Enrollment in high-deductible plans has plateaued, driven in part by concerns about the effect of such plans on receipt of needed health care. While it appears that this plan design may reduce health spending growth by putting more of the cost burden on patients, it may also cause longer term issues if, for example, people are avoiding preventive care or not using prescribed medications for chronic conditions because of the higher cost-sharing. A new study carried by Health Services Research attempts to elicit the reality of apparent utilization differences between people in high-deductible plans versus other designs. (HSR Article) The authors used MEPS data from 2011 to 2016 to divide people into four groups–those in a high deductible plan, those in a high-deductible plan with a health savings account, those in a low deductible plan and those with no deductible. They also ascertained whether the individuals had a choice of which plan they ended up in or was the plan the only one available. Using information from situations where the enrollee had no choice regarding the plan avoids selection issues. In particular, people who viewed themselves as healthy and having little need for health care services might be more likely to select a high-deductible plan if given the choice, because such plans generally have lower premiums. The outcomes of interest were various categories of outpatient utilization, including any outpatient visit, any visit to a specialist and receipt of certain preventive services.
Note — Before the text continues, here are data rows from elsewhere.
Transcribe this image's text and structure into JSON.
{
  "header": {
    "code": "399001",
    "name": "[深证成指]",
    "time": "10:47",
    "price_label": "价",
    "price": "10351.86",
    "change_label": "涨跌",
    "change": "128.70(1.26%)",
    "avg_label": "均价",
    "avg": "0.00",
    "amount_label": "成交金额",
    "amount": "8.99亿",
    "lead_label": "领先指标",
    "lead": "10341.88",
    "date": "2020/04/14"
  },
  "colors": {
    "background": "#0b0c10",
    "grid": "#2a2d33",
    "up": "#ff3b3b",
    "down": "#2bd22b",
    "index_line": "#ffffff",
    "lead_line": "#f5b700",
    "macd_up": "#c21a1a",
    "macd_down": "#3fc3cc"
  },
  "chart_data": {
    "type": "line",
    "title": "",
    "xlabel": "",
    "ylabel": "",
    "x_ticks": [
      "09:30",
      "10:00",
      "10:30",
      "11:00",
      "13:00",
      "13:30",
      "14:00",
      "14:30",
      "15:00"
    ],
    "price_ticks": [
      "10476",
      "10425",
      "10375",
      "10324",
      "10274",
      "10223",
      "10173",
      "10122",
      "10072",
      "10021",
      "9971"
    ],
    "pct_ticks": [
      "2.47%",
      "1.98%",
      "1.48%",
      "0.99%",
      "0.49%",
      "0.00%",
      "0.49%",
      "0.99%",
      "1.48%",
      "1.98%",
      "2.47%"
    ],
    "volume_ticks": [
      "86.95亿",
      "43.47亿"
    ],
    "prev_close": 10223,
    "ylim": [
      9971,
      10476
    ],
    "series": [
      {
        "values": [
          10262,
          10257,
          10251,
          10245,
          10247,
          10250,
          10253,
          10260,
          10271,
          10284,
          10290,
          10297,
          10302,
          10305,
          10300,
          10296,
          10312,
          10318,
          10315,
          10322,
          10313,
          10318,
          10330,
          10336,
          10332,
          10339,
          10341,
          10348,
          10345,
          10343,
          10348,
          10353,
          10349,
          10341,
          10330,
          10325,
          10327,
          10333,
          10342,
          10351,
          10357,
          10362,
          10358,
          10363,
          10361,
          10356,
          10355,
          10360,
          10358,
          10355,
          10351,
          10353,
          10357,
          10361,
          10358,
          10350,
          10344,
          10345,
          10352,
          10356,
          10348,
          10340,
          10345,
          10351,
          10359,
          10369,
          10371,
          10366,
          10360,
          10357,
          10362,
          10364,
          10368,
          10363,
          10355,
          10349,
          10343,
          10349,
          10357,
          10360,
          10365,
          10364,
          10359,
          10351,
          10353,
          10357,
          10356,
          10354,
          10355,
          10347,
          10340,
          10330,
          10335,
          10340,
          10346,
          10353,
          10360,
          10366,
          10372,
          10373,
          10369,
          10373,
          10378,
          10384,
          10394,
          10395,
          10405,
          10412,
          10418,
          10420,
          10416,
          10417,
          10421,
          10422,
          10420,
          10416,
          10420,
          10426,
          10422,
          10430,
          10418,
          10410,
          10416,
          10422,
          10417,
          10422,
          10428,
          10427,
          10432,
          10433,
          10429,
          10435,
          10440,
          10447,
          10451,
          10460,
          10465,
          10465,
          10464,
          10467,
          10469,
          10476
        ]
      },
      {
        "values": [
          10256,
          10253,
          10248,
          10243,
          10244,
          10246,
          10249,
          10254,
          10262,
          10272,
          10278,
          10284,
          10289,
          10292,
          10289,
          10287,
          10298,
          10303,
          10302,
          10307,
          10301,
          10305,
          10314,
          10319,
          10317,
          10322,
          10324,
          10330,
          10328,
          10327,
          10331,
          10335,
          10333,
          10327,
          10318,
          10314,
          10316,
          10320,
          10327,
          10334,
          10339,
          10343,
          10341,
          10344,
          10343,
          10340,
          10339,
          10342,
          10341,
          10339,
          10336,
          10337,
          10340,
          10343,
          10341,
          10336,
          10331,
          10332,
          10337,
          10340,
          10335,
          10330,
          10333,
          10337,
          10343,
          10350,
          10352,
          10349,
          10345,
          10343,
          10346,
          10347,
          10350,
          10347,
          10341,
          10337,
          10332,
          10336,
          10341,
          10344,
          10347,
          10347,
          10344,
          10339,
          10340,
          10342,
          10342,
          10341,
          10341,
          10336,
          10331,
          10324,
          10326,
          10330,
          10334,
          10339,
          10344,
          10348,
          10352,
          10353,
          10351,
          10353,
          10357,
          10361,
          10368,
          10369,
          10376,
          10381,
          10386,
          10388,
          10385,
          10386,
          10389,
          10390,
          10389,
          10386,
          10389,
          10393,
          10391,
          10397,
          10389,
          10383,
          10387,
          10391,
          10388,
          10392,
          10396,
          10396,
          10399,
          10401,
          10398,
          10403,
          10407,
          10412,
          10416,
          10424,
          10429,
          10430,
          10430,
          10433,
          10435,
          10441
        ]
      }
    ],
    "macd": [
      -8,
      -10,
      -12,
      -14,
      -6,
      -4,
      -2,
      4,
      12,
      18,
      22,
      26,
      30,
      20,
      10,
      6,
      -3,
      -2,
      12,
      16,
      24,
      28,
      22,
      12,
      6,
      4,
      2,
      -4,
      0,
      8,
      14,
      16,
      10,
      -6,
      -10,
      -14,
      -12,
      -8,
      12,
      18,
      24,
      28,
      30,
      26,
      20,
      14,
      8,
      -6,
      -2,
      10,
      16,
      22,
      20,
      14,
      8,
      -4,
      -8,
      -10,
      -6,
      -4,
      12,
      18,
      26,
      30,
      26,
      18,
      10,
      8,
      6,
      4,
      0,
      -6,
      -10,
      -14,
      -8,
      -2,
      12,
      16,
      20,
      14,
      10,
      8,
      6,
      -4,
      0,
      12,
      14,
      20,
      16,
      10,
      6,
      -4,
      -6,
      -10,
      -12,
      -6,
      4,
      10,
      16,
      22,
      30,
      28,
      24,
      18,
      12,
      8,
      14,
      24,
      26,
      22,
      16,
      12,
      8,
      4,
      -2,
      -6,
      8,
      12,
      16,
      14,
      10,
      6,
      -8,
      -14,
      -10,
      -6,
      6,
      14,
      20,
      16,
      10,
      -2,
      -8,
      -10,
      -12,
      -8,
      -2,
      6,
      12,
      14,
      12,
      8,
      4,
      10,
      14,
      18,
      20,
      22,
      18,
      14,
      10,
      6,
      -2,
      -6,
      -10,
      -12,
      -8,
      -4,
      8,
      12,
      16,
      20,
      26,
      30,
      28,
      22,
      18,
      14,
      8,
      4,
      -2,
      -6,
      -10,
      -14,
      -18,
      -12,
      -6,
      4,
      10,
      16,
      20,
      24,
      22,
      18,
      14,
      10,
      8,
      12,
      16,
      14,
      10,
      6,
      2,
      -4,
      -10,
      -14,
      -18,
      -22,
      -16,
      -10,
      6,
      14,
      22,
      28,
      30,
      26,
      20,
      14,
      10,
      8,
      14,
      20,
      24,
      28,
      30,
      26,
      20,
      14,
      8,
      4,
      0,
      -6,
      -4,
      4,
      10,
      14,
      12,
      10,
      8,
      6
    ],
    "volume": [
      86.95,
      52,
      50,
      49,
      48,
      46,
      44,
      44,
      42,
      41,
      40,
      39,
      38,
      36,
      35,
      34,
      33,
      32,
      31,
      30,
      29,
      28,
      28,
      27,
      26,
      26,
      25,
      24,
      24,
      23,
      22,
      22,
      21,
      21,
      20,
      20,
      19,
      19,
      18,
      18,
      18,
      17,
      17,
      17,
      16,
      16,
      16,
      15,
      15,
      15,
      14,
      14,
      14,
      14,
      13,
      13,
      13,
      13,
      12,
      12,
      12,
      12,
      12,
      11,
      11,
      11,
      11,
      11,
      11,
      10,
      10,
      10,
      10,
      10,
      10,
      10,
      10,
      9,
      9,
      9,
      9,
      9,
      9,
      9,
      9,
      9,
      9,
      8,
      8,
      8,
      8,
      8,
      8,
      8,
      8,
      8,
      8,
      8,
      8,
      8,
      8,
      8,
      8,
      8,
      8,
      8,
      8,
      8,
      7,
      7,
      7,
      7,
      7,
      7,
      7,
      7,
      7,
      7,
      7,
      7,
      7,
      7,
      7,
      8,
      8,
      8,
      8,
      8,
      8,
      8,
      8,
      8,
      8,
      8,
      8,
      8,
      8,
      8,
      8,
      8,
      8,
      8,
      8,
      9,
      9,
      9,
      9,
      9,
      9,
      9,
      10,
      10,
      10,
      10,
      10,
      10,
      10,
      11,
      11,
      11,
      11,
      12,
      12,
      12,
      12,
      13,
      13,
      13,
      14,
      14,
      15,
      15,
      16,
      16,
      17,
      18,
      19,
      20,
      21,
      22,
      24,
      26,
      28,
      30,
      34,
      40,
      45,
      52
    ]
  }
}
Among adults with a choice of plans, 17% enrolled in a high-deductible one, 15% in a high-deductible with savings account one, 47% in a low-deductible plan and 21% in a no-deductible one. Among adults with no choice, 21% ended up in a high-deductible plan, 10% in a high-deductible with savings account one, 47.5% in a low deductible one and 21% in a no-deductible plan. The primary finding is that when a member has a choice of plan, those who select high-deductible plans appear to have lower levels of utilization of several types than do those people who choose no-deductible plans. However, if there is no choice, members in high-deductible plans have utilization that is no different than that of members who only had a no-deductible plan option. For example, among adults with a choice of plans, those who selected a high-deductible design were 5.1% less likely to have any outpatient visit compared to those who chose a no-deductible plan. But among adults who had no choice of plan, there was no difference in rates of ambulatory visits. The same was true for rates of specialist visits. Based on this study, apparent lower utilization by high-deductible plan enrollees is driven largely or exclusively by selection effects. As usual, it is worth recalling that MEPS is self-reported survey data, so probably some legitimate concerns exist about accuracy of information, but the results of this study are consistent with common sense.